Game Over For Gamification?
It’s no secret that people love the thrill of a contest. Whether it’s scoring double rewards points for purchasing NFL-licensed apparel at Sports Authority, or being entered into a trip sweepstakes for liking the neighborhood grocery store on Facebook, game-based offers are seemingly everywhere consumers click.
Yes, gamification–using incentives to change behaviors–is still alive and well, even though the hype has died down, industry observers say. Applying gaming mechanics, like leader boards or badges, is even used in the workforce to incent salespeople or get employees to meet deadlines, said Charlene Li, partner and founder of the Altimeter Group.
“Where gamification comes in is it takes something that isn’t inherently a game and throws mechanics on top of that,’’ Li told CMO.com. “Because we make it fun and engaging, you actually learn something, and because of that you’re changing behavior.” The idea of using game mechanics has been around for a long time, but when it’s used to interact with people on Web sites, gamification takes on a very different look and feel, she said, because you can drive engagement in these areas.
“Gamification is really just the tip of iceberg; it’s the first widespread application of game mechanics, but by no means the last or most powerful,” said Michael Hugos, a former CIO and author of Using Game Mechanics to Build a Better Business (O’Reilly Media, October 2012). “We live in a world where everything changes all the time, and game-like models allow employees to play the game instead of waiting around and being told what to do.”
In a business context, Hugos believes gamification can be used to improve output and productivity with three characteristics: visibility, so that everyone can see what’s going on; the authority to take action, like in a game; and having a substantive stake in the outcome.
The concept received a lot of attention in 2010 and 2011, in particular, Li said, because that’s when marketers began to realize if they put points and leader boards on top of an ad or Web page, it would be easy to gamify their interactions with people. “The psychic rewards of gaining points or beating your best are where you can get intrinsic value, but it’s amplified if you can share that success with other people,” Li said. It’s no doubt a marketer’s dream to get people to spread the word and influence the advocacy side of things like ads and create loyalty, so they will come back and visit a site.
For example, a customer might buy a certain product from a retailer and receive points for writing a review. “You earn points based on your behavior with that company that can show you more and more layers of something inside the site you wouldn’t normally see,’’ Li said. “They might add up to a leader board that might show who has earned the most points in a day, and there’s that competition or personal benefit that I might get a discount at the end of day.”
Social media, not surprisingly, is a strong component of gamification, Hugo and Li both point out. “There’s a part of gamification that is not just game mechanics, but social mechanics, because of your ability to compete with someone,” Li said. “So, basically, you put leader boards on top of things that normally wouldn’t have a game component to it to encourage people and engage them to do something they wouldn’t normally do.

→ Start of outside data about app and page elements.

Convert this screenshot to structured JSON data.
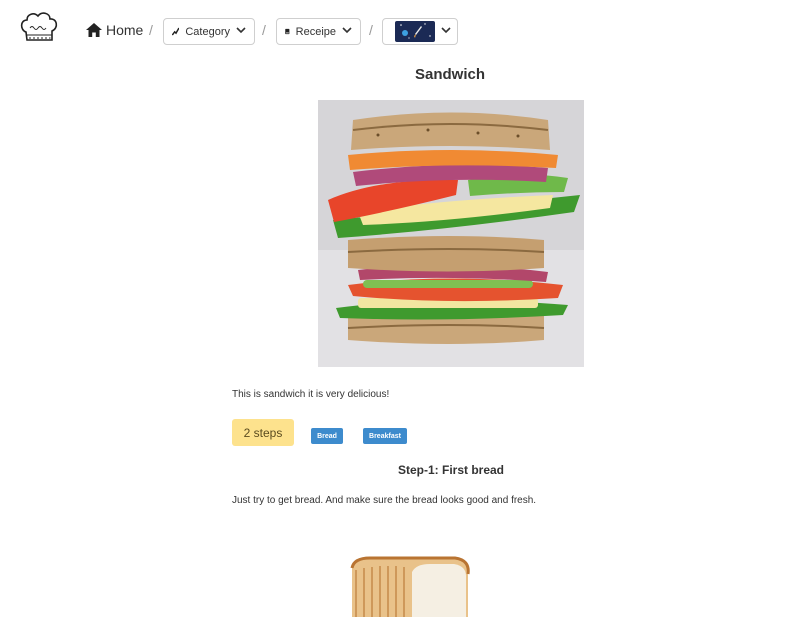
{
  "nav": {
    "home_label": "Home",
    "separator": "/",
    "category_label": "Category",
    "recipe_label": "Receipe"
  },
  "recipe": {
    "title": "Sandwich",
    "description": "This is sandwich it is very delicious!",
    "steps_badge": "2 steps",
    "tags": [
      "Bread",
      "Breakfast"
    ]
  },
  "step": {
    "title": "Step-1: First bread",
    "text": "Just try to get bread. And make sure the bread looks good and fresh."
  },
  "colors": {
    "steps_badge_bg": "#fde28d",
    "tag_bg": "#3d8bcd"
  },
  "icons": {
    "home": "home-icon",
    "category": "category-icon",
    "recipe": "book-icon",
    "chevron": "chevron-down-icon"
  }
}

Gamification can be successful within any industry where educational awareness has to happen. For example, banking and gamification don’t sound synonymous, but a company called BankersLab has developed gamification software to deliver training for bankers. Typically bankers rely on historical data and economic trends to design lending strategies, such as mortgages, loans, or credit cards, said Gail Galuppo, chief operating officer at BankersLab, in an interview with CMO.com. The software, which costs $48,000 for an annual license for up to 90 people, uses scenarios to challenge players to develop strategies based on research and trends that may one day affect their businesses.
She said they use a complex calculation engine that allows players to test their knowledge of the credit lending market. The products contain four modules that require players to interact with data, interpret trends, understand changing market conditions, and build strategies that will be calculated and presented over a 24-month period, Galuppo said. Each player is given three test runs and one final strategy design per module. The winning team is the one that achieves the greatest improvement in financial and customer outcomes for their mock bank.
Hugos recalls that when he was CIO of a paper company, there was always stress around the holidays to deliver enough red cups with a holiday theme on them. “When we tried to run [the supply chain] through traditional methods when all these people had to be told what to do because they couldn’t see what was going on, it was a very sluggish, bureaucratic operation.”
One holiday season the company challenged by Starbucks, one of its largest customers, to cut excess holiday inventory by 50 percent. At the same time, the company was in the midst of renegotiating a three-year contract with the coffee chain. So Hugo set up an information system, pulled data out of his company’s inventory system, and posted it on an internal site so everyone in the external supply chain would have visibility ahead of time on what was needed. “When a large group of informed individuals had a stake in the outcome we could come to a consensus early,” Hugos said. By Starbucks’ admission, he said, they met the challenge and ultimately decided to continue the same approach year-round.
“A game can be described as something that has four traits: goal, rules, a feedback system, and. . .enthusiastic participation,’’ Hugos said. “If you have those four elements, you have a game. So I introduced those elements.” His company already had the goal of getting its contract renewed, and by introducing a feedback mechanism, it sparked people’s incentive to engage, and they interacted with other companies. Ultimately, he said, “Our interactions went from defensive to collaborative.”